Diabetes and Oral Health
Diabetes affects about 15.7 million Americans. Nearly 800,000 new cases are diagnosed each year. There are some common oral problems associated with diabetes. They include:
When diabetes is not controlled properly, high glucose levels in saliva may help bacteria to thrive. Brushing twice a day with fluoride toothpaste and flossing once a day help remove the decay-causing bacteria.
Periodontal (gum) Disease
Because diabetes reduces the body's resistance to infections, the gums are among the tissues likely to be affected. Periodontal diseases are infections of the gum and bone. If you notice any of the following, see your dentist right away:
1. Gums that bleed easily
2. Red, swollen or tender gums
3. Gums that have pulled away from the teeth
4. Pus between the teeth and gums when the gums are pressed
5. Persistent bad breath or bad taste
6. Permanent teeth that are loose or separating
7. Any changes in the way your teeth fit together
8. Any changes in the fit of partial dentures
Because of lower resistance to infections and a longer healing time, any of these signs should be dealt with right away.
Salivary Gland Dysfunction
Xerostomia, or dry mouth, is a common complaint among diabetic patients. Constant dryness irritates the soft tissues of the mouth, often making them inflamed and painful. This condition greatly increases the risk of tooth decay and periodontal disease.
We may recommend a saliva substitute that can be used for relief of dry mouth, along with a fluoride mouth rinse that is sold over-the-counter at pharmacies. Using sugarless gum and sugarless mints may also help alleviate dry mouth. Restricting intake of caffeine and alcohol can also help.
Oral candidiasis, a fungal infection in the mouth, appears to occur more frequently among persons with diabetes. If you smoke, have high blood glucose levels or are often required to take antibiotics, you are more likely to have this problem. We may prescribe antifungal medications to treat these conditions. As you would expect, good oral hygiene is critical.

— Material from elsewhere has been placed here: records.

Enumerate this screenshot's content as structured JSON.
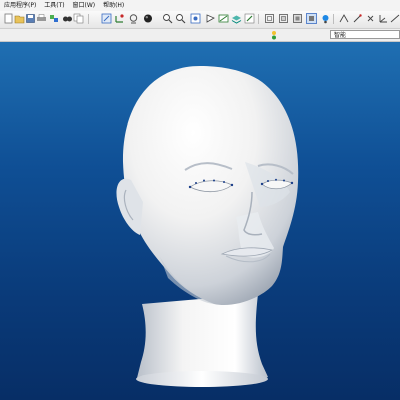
{
  "menu": {
    "items": [
      "应用程序(P)",
      "工具(T)",
      "窗口(W)",
      "帮助(H)"
    ]
  },
  "toolbar": {
    "buttons": [
      "new-icon",
      "open-icon",
      "save-icon",
      "print-icon",
      "regenerate-icon",
      "find-icon",
      "copy-icon",
      "repaint-icon",
      "orient-icon",
      "appearance-icon",
      "zoom-in-icon",
      "zoom-out-icon",
      "refit-icon",
      "datum-plane-icon",
      "datum-axis-icon",
      "layers-icon",
      "wireframe-icon",
      "hidden-line-icon",
      "no-hidden-icon",
      "shading-icon",
      "spin-center-icon",
      "sketch-icon",
      "point-icon",
      "axis-icon",
      "csys-icon"
    ]
  },
  "statusbar": {
    "filter_value": "智能",
    "indicator": "traffic-light-icon"
  },
  "viewport": {
    "model": "mannequin-head-model",
    "background_top": "#1f6fb2",
    "background_bottom": "#072e66"
  }
}
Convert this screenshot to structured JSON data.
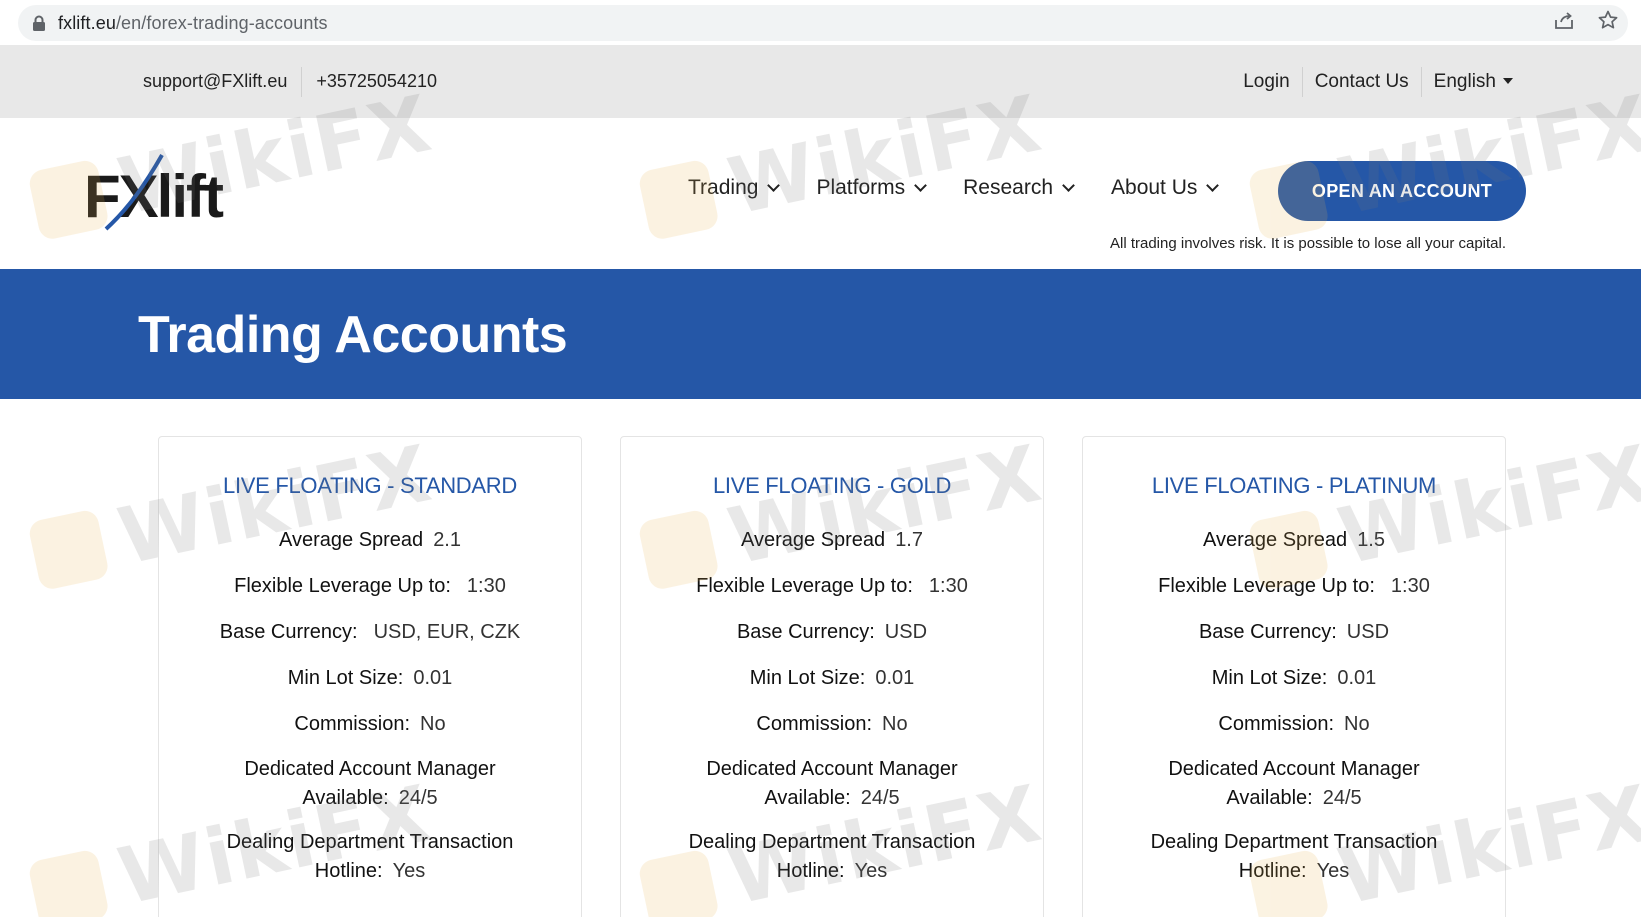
{
  "browser": {
    "url_host": "fxlift.eu",
    "url_path": "/en/forex-trading-accounts",
    "icons": [
      "lock-icon",
      "share-icon",
      "star-icon"
    ]
  },
  "topbar": {
    "email": "support@FXlift.eu",
    "phone": "+35725054210",
    "login": "Login",
    "contact": "Contact Us",
    "language": "English"
  },
  "header": {
    "logo_text": "FXlift",
    "nav": [
      {
        "label": "Trading"
      },
      {
        "label": "Platforms"
      },
      {
        "label": "Research"
      },
      {
        "label": "About Us"
      }
    ],
    "cta_label": "OPEN AN ACCOUNT",
    "risk_notice": "All trading involves risk. It is possible to lose all your capital.",
    "colors": {
      "brand_blue": "#2557a7"
    }
  },
  "hero": {
    "title": "Trading Accounts"
  },
  "watermark_text": "WikiFX",
  "cards": [
    {
      "title": "LIVE FLOATING - STANDARD",
      "spread_label": "Average Spread",
      "spread": "2.1",
      "leverage_label": "Flexible Leverage Up to:",
      "leverage": "1:30",
      "currency_label": "Base Currency:",
      "currency": "USD, EUR, CZK",
      "lot_label": "Min Lot Size:",
      "lot": "0.01",
      "commission_label": "Commission:",
      "commission": "No",
      "manager_label_1": "Dedicated Account Manager",
      "manager_label_2": "Available:",
      "manager": "24/5",
      "hotline_label_1": "Dealing Department Transaction",
      "hotline_label_2": "Hotline:",
      "hotline": "Yes"
    },
    {
      "title": "LIVE FLOATING - GOLD",
      "spread_label": "Average Spread",
      "spread": "1.7",
      "leverage_label": "Flexible Leverage Up to:",
      "leverage": "1:30",
      "currency_label": "Base Currency:",
      "currency": "USD",
      "lot_label": "Min Lot Size:",
      "lot": "0.01",
      "commission_label": "Commission:",
      "commission": "No",
      "manager_label_1": "Dedicated Account Manager",
      "manager_label_2": "Available:",
      "manager": "24/5",
      "hotline_label_1": "Dealing Department Transaction",
      "hotline_label_2": "Hotline:",
      "hotline": "Yes"
    },
    {
      "title": "LIVE FLOATING - PLATINUM",
      "spread_label": "Average Spread",
      "spread": "1.5",
      "leverage_label": "Flexible Leverage Up to:",
      "leverage": "1:30",
      "currency_label": "Base Currency:",
      "currency": "USD",
      "lot_label": "Min Lot Size:",
      "lot": "0.01",
      "commission_label": "Commission:",
      "commission": "No",
      "manager_label_1": "Dedicated Account Manager",
      "manager_label_2": "Available:",
      "manager": "24/5",
      "hotline_label_1": "Dealing Department Transaction",
      "hotline_label_2": "Hotline:",
      "hotline": "Yes"
    }
  ]
}
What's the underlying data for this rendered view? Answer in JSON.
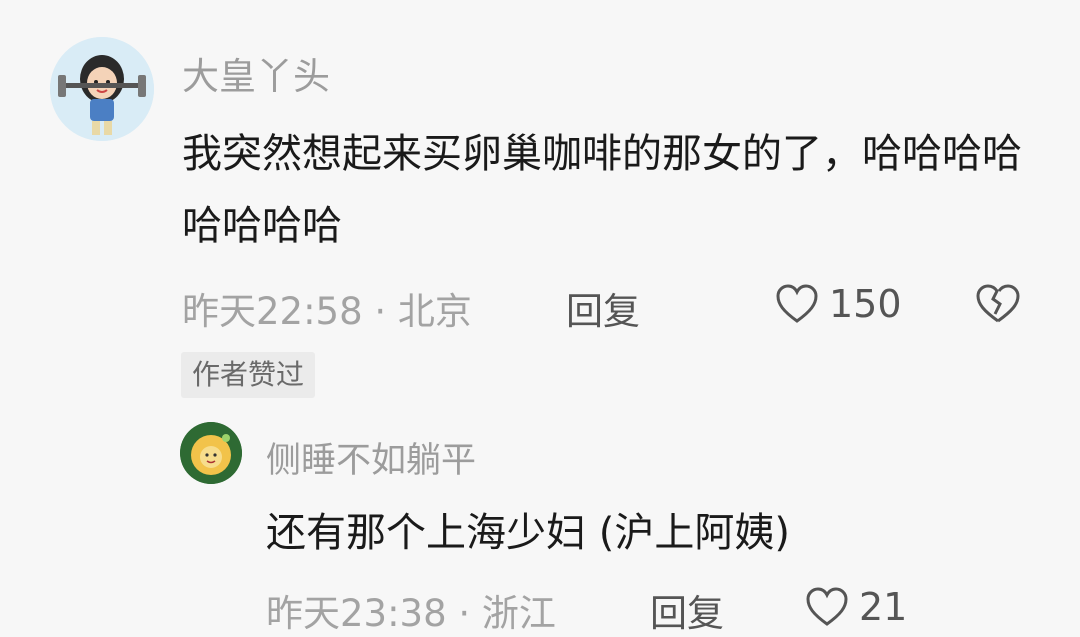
{
  "comment": {
    "username": "大皇丫头",
    "content": "我突然想起来买卵巢咖啡的那女的了，哈哈哈哈哈哈哈哈",
    "time_location": "昨天22:58 · 北京",
    "reply_label": "回复",
    "like_count": "150",
    "badge": "作者赞过"
  },
  "reply": {
    "username": "侧睡不如躺平",
    "content": "还有那个上海少妇 (沪上阿姨)",
    "time_location": "昨天23:38 · 浙江",
    "reply_label": "回复",
    "like_count": "21"
  },
  "colors": {
    "background": "#f7f7f7",
    "text_primary": "#1a1a1a",
    "text_secondary": "#9c9c9c",
    "badge_bg": "#ebebeb"
  }
}
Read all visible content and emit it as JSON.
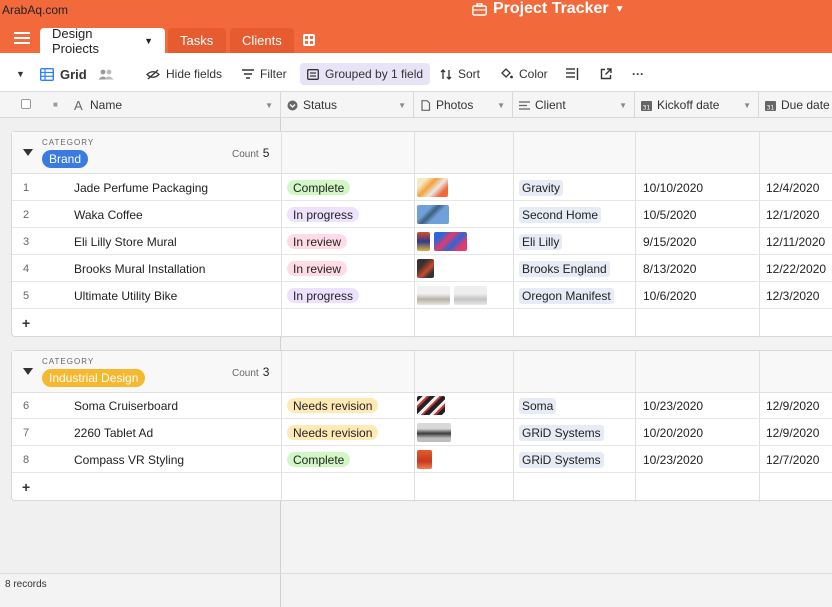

Lichen Planus and Lichenoid Reactions
This skin disorder can produce lesions in the mouth. Although the causes are unknown, outbreaks may be triggered by emotional stress. The disease, while generally painless, can cause small pimple-like sores in the mouth. A more severe form can cause ulcers that erode surface tissue. Although there is no permanent cure, we can prescribe topical anesthetics or other medication to reduce and relieve the condition.
Some people with diabetes feel that, as a result of the disease, their taste for sweets has diminished. While this is usually not severe, altered taste sensations may influence food choices. To compensate, some diabetics eat more sweet-tasting foods with highly-refined carbohydrate content. If this happens, the diet may worsen the patient’s overall dental health.
Be on the lookout for signs and symptoms of oral disease and contact us right away if problems develop. Practicing good oral hygiene at home, following your physician's dietary and medication instructions, and scheduling regular dental check-ups, will help insure a healthy body and a beautiful smile!